_WHAT IS NEEDED:_ These entries must be printed again exactly as they are.
....
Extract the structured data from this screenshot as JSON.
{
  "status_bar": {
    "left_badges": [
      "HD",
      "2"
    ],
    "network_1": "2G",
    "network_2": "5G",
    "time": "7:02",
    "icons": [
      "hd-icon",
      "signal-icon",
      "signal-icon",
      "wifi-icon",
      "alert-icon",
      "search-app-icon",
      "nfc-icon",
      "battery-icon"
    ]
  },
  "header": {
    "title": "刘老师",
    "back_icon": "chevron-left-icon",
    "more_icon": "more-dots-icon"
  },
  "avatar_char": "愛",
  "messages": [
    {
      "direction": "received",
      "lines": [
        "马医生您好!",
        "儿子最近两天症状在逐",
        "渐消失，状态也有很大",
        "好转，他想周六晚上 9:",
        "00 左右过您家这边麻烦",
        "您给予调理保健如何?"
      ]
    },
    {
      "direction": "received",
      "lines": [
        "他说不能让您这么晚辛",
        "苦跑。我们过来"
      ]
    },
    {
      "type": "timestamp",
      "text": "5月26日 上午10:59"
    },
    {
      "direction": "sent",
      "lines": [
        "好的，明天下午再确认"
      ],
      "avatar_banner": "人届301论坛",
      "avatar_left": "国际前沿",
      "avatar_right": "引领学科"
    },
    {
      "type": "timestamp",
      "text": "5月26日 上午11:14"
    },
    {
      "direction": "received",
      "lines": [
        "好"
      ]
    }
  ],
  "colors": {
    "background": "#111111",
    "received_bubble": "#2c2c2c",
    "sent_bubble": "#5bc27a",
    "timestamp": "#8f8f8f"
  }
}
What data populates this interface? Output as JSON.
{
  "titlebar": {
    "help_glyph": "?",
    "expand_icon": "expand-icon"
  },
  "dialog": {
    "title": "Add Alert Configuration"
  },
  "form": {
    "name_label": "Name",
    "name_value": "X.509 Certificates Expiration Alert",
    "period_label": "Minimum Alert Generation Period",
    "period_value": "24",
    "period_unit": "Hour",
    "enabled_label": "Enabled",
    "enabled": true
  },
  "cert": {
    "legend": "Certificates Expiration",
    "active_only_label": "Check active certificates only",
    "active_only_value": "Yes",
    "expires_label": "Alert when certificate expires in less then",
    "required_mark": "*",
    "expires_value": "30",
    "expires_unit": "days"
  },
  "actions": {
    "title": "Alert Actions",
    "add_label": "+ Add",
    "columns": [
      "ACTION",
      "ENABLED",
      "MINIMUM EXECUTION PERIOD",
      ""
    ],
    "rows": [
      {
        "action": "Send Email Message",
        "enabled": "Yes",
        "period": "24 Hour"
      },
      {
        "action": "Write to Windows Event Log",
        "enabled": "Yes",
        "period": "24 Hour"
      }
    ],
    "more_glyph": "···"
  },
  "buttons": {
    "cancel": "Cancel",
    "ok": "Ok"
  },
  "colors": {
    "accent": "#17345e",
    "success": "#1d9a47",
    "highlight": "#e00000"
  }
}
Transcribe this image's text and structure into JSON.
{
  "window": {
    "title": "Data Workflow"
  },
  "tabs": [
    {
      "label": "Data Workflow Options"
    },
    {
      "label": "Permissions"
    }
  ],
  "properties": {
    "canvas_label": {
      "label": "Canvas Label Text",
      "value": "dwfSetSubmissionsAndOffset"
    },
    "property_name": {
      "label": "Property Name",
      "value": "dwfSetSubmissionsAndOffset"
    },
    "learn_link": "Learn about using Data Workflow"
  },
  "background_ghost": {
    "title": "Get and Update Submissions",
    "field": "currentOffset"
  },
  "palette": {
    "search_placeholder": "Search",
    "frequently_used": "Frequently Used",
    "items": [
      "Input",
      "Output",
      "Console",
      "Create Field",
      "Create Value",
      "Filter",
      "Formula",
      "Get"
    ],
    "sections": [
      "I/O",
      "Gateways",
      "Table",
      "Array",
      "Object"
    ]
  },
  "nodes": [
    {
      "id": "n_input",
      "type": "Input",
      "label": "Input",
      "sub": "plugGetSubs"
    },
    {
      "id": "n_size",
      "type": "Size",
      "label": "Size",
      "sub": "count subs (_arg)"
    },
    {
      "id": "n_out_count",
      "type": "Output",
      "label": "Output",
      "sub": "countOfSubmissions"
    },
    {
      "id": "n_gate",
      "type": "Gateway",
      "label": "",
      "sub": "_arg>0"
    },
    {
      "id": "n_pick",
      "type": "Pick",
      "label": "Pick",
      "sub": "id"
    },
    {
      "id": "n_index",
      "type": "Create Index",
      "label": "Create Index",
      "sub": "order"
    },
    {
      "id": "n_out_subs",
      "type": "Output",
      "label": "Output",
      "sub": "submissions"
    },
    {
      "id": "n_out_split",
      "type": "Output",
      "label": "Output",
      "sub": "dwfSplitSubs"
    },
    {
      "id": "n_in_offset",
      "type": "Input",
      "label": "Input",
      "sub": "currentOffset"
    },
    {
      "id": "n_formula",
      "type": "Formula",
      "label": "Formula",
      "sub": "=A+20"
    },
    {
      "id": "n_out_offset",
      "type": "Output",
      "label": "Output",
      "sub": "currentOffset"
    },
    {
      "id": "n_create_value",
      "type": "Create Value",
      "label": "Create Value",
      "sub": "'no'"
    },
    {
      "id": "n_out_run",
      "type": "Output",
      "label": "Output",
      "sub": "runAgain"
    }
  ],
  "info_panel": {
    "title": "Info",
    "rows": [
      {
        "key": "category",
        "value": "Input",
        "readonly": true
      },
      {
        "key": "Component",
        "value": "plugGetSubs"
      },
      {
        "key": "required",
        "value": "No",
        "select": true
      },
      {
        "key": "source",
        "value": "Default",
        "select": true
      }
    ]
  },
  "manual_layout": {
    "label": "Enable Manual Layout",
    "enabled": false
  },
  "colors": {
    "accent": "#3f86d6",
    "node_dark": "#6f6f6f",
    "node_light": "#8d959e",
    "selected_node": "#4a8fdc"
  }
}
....
_SOLUTION FOR THIS PROBLEM:_
Extract the structured data from this screenshot as JSON.
{
  "status_bar": {
    "left_badges": [
      "HD",
      "2"
    ],
    "network_1": "2G",
    "network_2": "5G",
    "time": "7:02",
    "icons": [
      "hd-icon",
      "signal-icon",
      "signal-icon",
      "wifi-icon",
      "alert-icon",
      "search-app-icon",
      "nfc-icon",
      "battery-icon"
    ]
  },
  "header": {
    "title": "刘老师",
    "back_icon": "chevron-left-icon",
    "more_icon": "more-dots-icon"
  },
  "avatar_char": "愛",
  "messages": [
    {
      "direction": "received",
      "lines": [
        "马医生您好!",
        "儿子最近两天症状在逐",
        "渐消失，状态也有很大",
        "好转，他想周六晚上 9:",
        "00 左右过您家这边麻烦",
        "您给予调理保健如何?"
      ]
    },
    {
      "direction": "received",
      "lines": [
        "他说不能让您这么晚辛",
        "苦跑。我们过来"
      ]
    },
    {
      "type": "timestamp",
      "text": "5月26日 上午10:59"
    },
    {
      "direction": "sent",
      "lines": [
        "好的，明天下午再确认"
      ],
      "avatar_banner": "人届301论坛",
      "avatar_left": "国际前沿",
      "avatar_right": "引领学科"
    },
    {
      "type": "timestamp",
      "text": "5月26日 上午11:14"
    },
    {
      "direction": "received",
      "lines": [
        "好"
      ]
    }
  ],
  "colors": {
    "background": "#111111",
    "received_bubble": "#2c2c2c",
    "sent_bubble": "#5bc27a",
    "timestamp": "#8f8f8f"
  }
}
What data populates this interface? Output as JSON.
{
  "titlebar": {
    "help_glyph": "?",
    "expand_icon": "expand-icon"
  },
  "dialog": {
    "title": "Add Alert Configuration"
  },
  "form": {
    "name_label": "Name",
    "name_value": "X.509 Certificates Expiration Alert",
    "period_label": "Minimum Alert Generation Period",
    "period_value": "24",
    "period_unit": "Hour",
    "enabled_label": "Enabled",
    "enabled": true
  },
  "cert": {
    "legend": "Certificates Expiration",
    "active_only_label": "Check active certificates only",
    "active_only_value": "Yes",
    "expires_label": "Alert when certificate expires in less then",
    "required_mark": "*",
    "expires_value": "30",
    "expires_unit": "days"
  },
  "actions": {
    "title": "Alert Actions",
    "add_label": "+ Add",
    "columns": [
      "ACTION",
      "ENABLED",
      "MINIMUM EXECUTION PERIOD",
      ""
    ],
    "rows": [
      {
        "action": "Send Email Message",
        "enabled": "Yes",
        "period": "24 Hour"
      },
      {
        "action": "Write to Windows Event Log",
        "enabled": "Yes",
        "period": "24 Hour"
      }
    ],
    "more_glyph": "···"
  },
  "buttons": {
    "cancel": "Cancel",
    "ok": "Ok"
  },
  "colors": {
    "accent": "#17345e",
    "success": "#1d9a47",
    "highlight": "#e00000"
  }
}
Transcribe this image's text and structure into JSON.
{
  "window": {
    "title": "Data Workflow"
  },
  "tabs": [
    {
      "label": "Data Workflow Options"
    },
    {
      "label": "Permissions"
    }
  ],
  "properties": {
    "canvas_label": {
      "label": "Canvas Label Text",
      "value": "dwfSetSubmissionsAndOffset"
    },
    "property_name": {
      "label": "Property Name",
      "value": "dwfSetSubmissionsAndOffset"
    },
    "learn_link": "Learn about using Data Workflow"
  },
  "background_ghost": {
    "title": "Get and Update Submissions",
    "field": "currentOffset"
  },
  "palette": {
    "search_placeholder": "Search",
    "frequently_used": "Frequently Used",
    "items": [
      "Input",
      "Output",
      "Console",
      "Create Field",
      "Create Value",
      "Filter",
      "Formula",
      "Get"
    ],
    "sections": [
      "I/O",
      "Gateways",
      "Table",
      "Array",
      "Object"
    ]
  },
  "nodes": [
    {
      "id": "n_input",
      "type": "Input",
      "label": "Input",
      "sub": "plugGetSubs"
    },
    {
      "id": "n_size",
      "type": "Size",
      "label": "Size",
      "sub": "count subs (_arg)"
    },
    {
      "id": "n_out_count",
      "type": "Output",
      "label": "Output",
      "sub": "countOfSubmissions"
    },
    {
      "id": "n_gate",
      "type": "Gateway",
      "label": "",
      "sub": "_arg>0"
    },
    {
      "id": "n_pick",
      "type": "Pick",
      "label": "Pick",
      "sub": "id"
    },
    {
      "id": "n_index",
      "type": "Create Index",
      "label": "Create Index",
      "sub": "order"
    },
    {
      "id": "n_out_subs",
      "type": "Output",
      "label": "Output",
      "sub": "submissions"
    },
    {
      "id": "n_out_split",
      "type": "Output",
      "label": "Output",
      "sub": "dwfSplitSubs"
    },
    {
      "id": "n_in_offset",
      "type": "Input",
      "label": "Input",
      "sub": "currentOffset"
    },
    {
      "id": "n_formula",
      "type": "Formula",
      "label": "Formula",
      "sub": "=A+20"
    },
    {
      "id": "n_out_offset",
      "type": "Output",
      "label": "Output",
      "sub": "currentOffset"
    },
    {
      "id": "n_create_value",
      "type": "Create Value",
      "label": "Create Value",
      "sub": "'no'"
    },
    {
      "id": "n_out_run",
      "type": "Output",
      "label": "Output",
      "sub": "runAgain"
    }
  ],
  "info_panel": {
    "title": "Info",
    "rows": [
      {
        "key": "category",
        "value": "Input",
        "readonly": true
      },
      {
        "key": "Component",
        "value": "plugGetSubs"
      },
      {
        "key": "required",
        "value": "No",
        "select": true
      },
      {
        "key": "source",
        "value": "Default",
        "select": true
      }
    ]
  },
  "manual_layout": {
    "label": "Enable Manual Layout",
    "enabled": false
  },
  "colors": {
    "accent": "#3f86d6",
    "node_dark": "#6f6f6f",
    "node_light": "#8d959e",
    "selected_node": "#4a8fdc"
  }
}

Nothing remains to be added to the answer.